What the task asks
Report the number of lines below in which the word "icon" occurs. Nothing else is needed.

##### Records for the exercise #####

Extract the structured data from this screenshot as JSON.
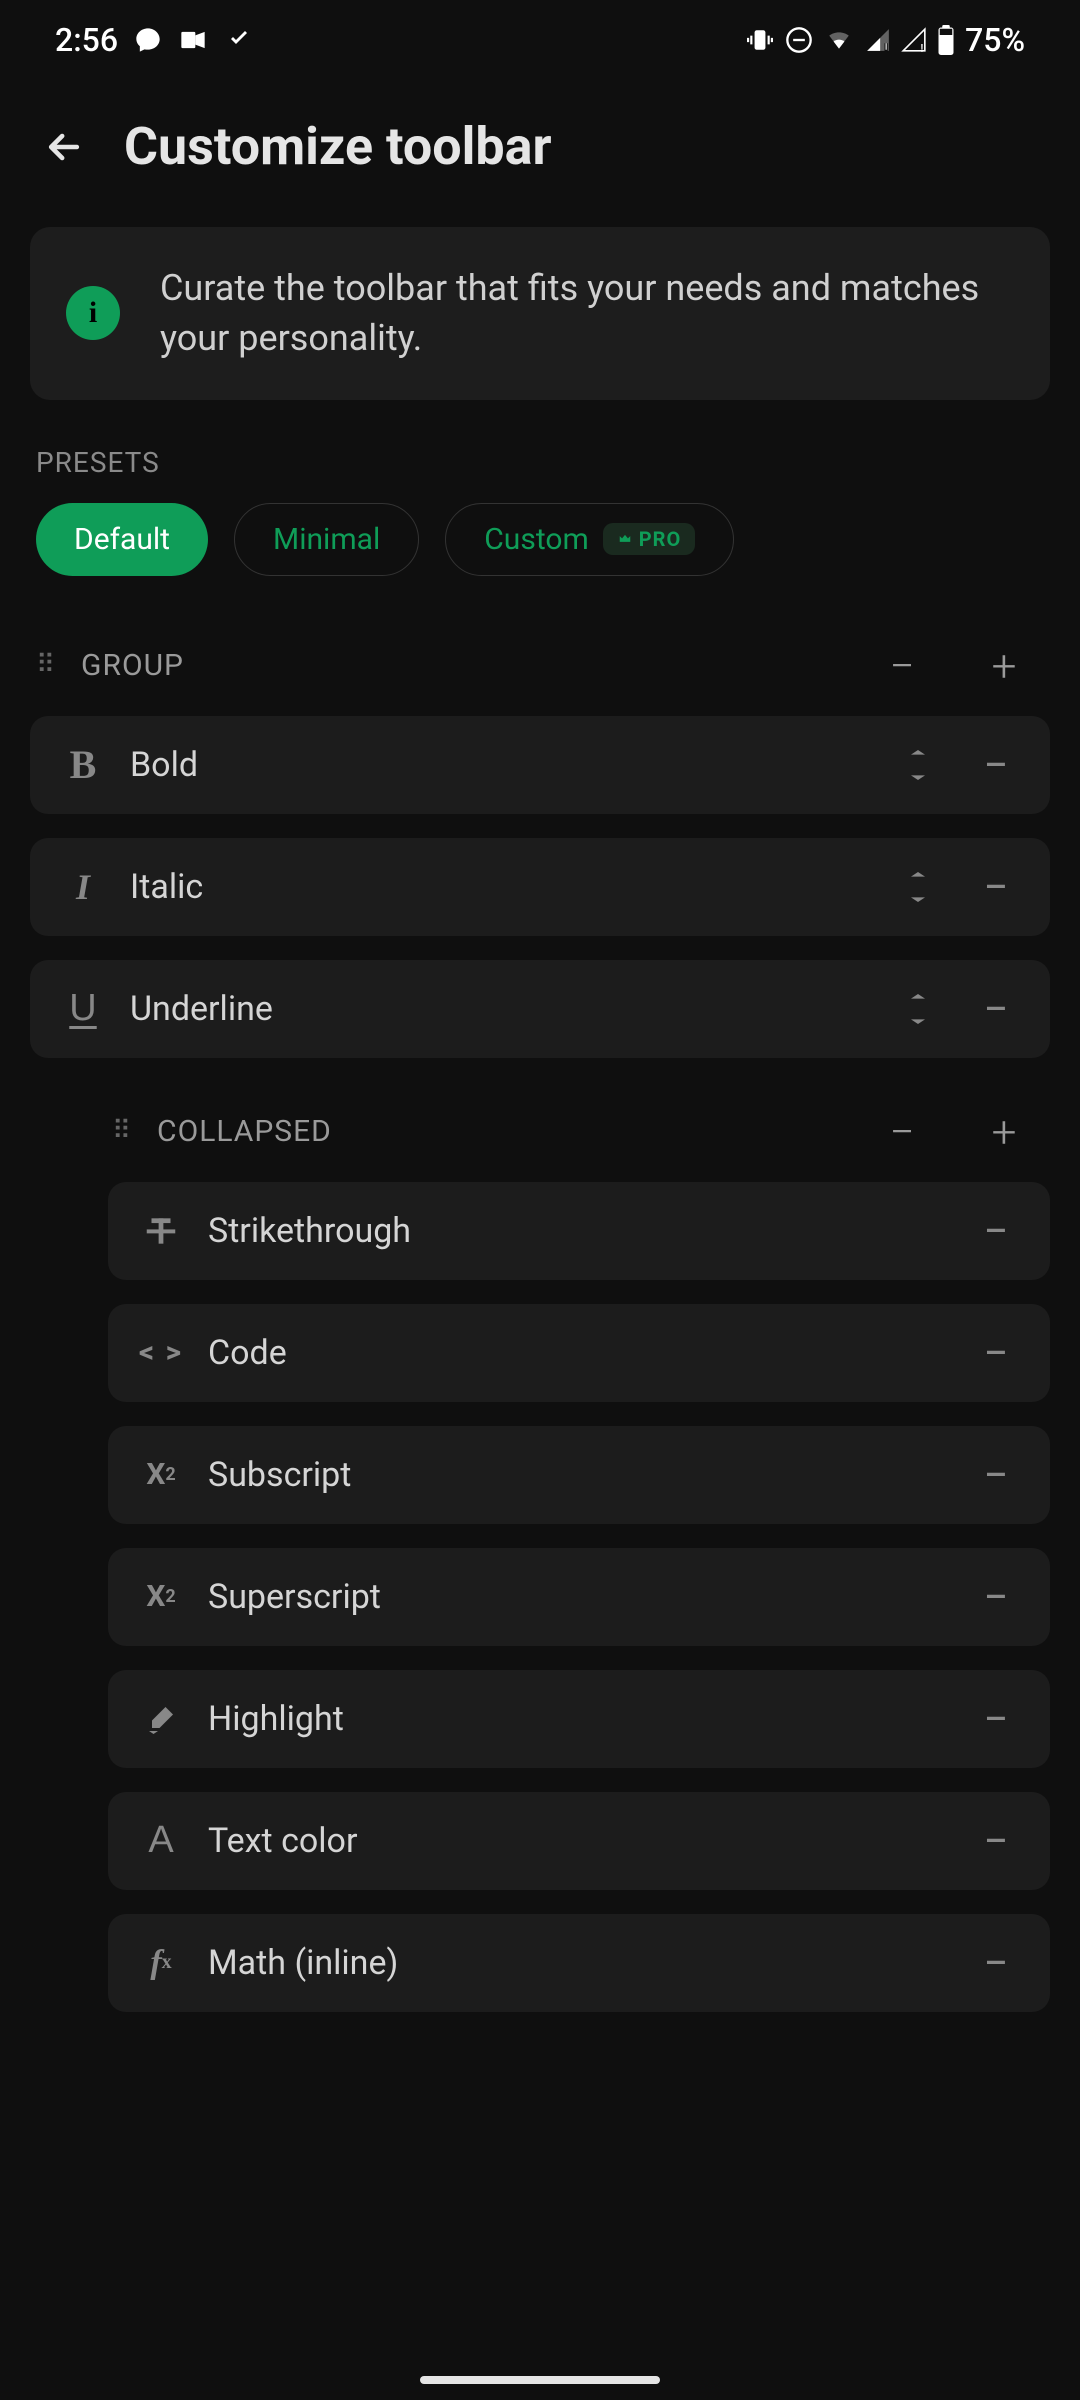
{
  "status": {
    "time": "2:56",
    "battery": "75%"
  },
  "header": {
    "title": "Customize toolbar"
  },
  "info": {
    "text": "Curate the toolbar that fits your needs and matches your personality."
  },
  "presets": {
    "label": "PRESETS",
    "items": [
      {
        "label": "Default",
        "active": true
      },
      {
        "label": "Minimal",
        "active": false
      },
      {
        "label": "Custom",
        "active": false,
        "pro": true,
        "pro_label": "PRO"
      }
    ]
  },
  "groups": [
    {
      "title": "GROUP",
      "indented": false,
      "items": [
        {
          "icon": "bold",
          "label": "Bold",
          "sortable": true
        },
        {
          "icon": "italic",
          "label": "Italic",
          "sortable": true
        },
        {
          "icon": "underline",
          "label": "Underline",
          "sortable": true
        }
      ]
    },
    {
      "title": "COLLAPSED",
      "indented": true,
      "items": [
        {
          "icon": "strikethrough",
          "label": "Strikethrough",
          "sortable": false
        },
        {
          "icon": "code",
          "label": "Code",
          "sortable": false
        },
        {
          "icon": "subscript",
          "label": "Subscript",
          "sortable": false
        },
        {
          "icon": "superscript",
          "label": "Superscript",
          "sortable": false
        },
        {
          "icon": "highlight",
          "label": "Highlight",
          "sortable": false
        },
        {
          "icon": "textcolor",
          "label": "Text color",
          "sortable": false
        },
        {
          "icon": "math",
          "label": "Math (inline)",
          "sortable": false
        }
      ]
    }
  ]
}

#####

Written reply
10